JERUSALEM (Reuters) - Israeli scientists said on Wednesday they had discovered a prehistoric ecosystem dating back millions of years.
The discovery was made in a cave near the central Israeli city of Ramle during rock drilling at a quarry. Scientists were called in and soon found eight previously unknown species of crustaceans and invertebrates similar to scorpions.
"Until now eight species of animals were found in the cave, all of them unknown to science," said Dr Hanan Dimantman, a biologist at the Hebrew University of Jerusalem.
He said the cave's ecosystem probably dates back around five million years when the Mediterranean Sea covered parts of Israel.

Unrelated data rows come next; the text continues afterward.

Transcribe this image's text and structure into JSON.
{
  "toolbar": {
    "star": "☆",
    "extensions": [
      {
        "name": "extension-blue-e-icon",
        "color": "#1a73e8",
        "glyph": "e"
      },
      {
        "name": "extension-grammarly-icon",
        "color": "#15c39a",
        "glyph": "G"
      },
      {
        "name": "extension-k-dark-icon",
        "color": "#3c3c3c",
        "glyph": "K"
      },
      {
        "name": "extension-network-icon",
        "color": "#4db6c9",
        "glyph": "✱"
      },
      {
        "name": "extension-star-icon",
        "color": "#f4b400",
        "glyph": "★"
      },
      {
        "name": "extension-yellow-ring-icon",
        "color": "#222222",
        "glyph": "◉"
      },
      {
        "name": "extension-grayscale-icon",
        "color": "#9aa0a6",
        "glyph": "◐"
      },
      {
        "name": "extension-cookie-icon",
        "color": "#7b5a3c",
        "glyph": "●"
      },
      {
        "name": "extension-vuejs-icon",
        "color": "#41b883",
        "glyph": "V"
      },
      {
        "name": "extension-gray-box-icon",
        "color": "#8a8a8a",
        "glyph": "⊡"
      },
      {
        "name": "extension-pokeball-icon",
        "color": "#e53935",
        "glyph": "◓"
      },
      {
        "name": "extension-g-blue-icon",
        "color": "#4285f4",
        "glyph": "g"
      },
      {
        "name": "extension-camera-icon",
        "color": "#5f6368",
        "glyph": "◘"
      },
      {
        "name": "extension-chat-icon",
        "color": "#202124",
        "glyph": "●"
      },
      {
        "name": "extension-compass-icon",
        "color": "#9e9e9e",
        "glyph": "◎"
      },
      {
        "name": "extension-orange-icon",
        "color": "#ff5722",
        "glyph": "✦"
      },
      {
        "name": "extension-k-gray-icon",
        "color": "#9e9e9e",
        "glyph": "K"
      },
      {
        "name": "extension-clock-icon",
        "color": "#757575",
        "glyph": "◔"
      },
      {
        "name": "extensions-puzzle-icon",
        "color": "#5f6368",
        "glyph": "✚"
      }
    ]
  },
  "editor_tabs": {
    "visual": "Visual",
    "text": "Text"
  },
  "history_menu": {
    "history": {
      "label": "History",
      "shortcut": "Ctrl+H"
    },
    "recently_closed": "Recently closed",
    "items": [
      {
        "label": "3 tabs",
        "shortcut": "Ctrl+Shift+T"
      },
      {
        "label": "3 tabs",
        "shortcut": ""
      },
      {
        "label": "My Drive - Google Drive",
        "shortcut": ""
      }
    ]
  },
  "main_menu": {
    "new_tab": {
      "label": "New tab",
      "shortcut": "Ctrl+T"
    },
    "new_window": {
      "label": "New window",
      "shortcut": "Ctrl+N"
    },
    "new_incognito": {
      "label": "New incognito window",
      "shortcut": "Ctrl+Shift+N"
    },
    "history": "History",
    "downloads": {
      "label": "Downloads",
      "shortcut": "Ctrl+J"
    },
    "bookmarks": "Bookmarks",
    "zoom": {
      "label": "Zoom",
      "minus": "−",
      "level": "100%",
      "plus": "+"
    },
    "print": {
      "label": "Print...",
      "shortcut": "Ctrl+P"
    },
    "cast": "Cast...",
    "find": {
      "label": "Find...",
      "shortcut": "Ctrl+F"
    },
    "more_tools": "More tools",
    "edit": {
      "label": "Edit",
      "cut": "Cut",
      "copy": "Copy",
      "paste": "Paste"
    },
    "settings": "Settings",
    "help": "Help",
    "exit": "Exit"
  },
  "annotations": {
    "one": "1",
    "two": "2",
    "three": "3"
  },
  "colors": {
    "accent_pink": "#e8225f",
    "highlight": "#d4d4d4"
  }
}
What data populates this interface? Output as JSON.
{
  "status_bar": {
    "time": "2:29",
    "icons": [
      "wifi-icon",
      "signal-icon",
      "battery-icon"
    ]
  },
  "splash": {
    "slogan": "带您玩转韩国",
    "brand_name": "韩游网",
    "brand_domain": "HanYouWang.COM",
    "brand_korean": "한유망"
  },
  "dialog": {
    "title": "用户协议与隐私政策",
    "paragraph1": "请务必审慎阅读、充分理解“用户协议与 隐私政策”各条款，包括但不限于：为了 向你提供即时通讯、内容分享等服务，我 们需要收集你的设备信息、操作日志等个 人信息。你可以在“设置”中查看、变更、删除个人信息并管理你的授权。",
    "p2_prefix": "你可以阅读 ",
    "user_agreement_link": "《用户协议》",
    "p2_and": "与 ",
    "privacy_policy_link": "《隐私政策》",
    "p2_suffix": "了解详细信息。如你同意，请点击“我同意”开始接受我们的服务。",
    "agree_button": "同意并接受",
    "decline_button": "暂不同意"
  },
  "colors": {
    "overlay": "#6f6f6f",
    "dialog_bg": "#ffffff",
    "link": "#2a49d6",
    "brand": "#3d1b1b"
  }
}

The cave was completely sealed off from the world, including from water and nutrients seeping through rock crevices above. Scientists who discovered the cave believe it has been intact for millions of years.
"Every species we examined had no eyes which means they lost their sight due to evolution," said Dimantman.
Samples of the animals discovered in the cave were sent for DNA tests which found they were unique, he said. The cave has been closed off as scientists conduct a more detailed survey.
"This is a cave of fantastic biodiversity," Dimantman said.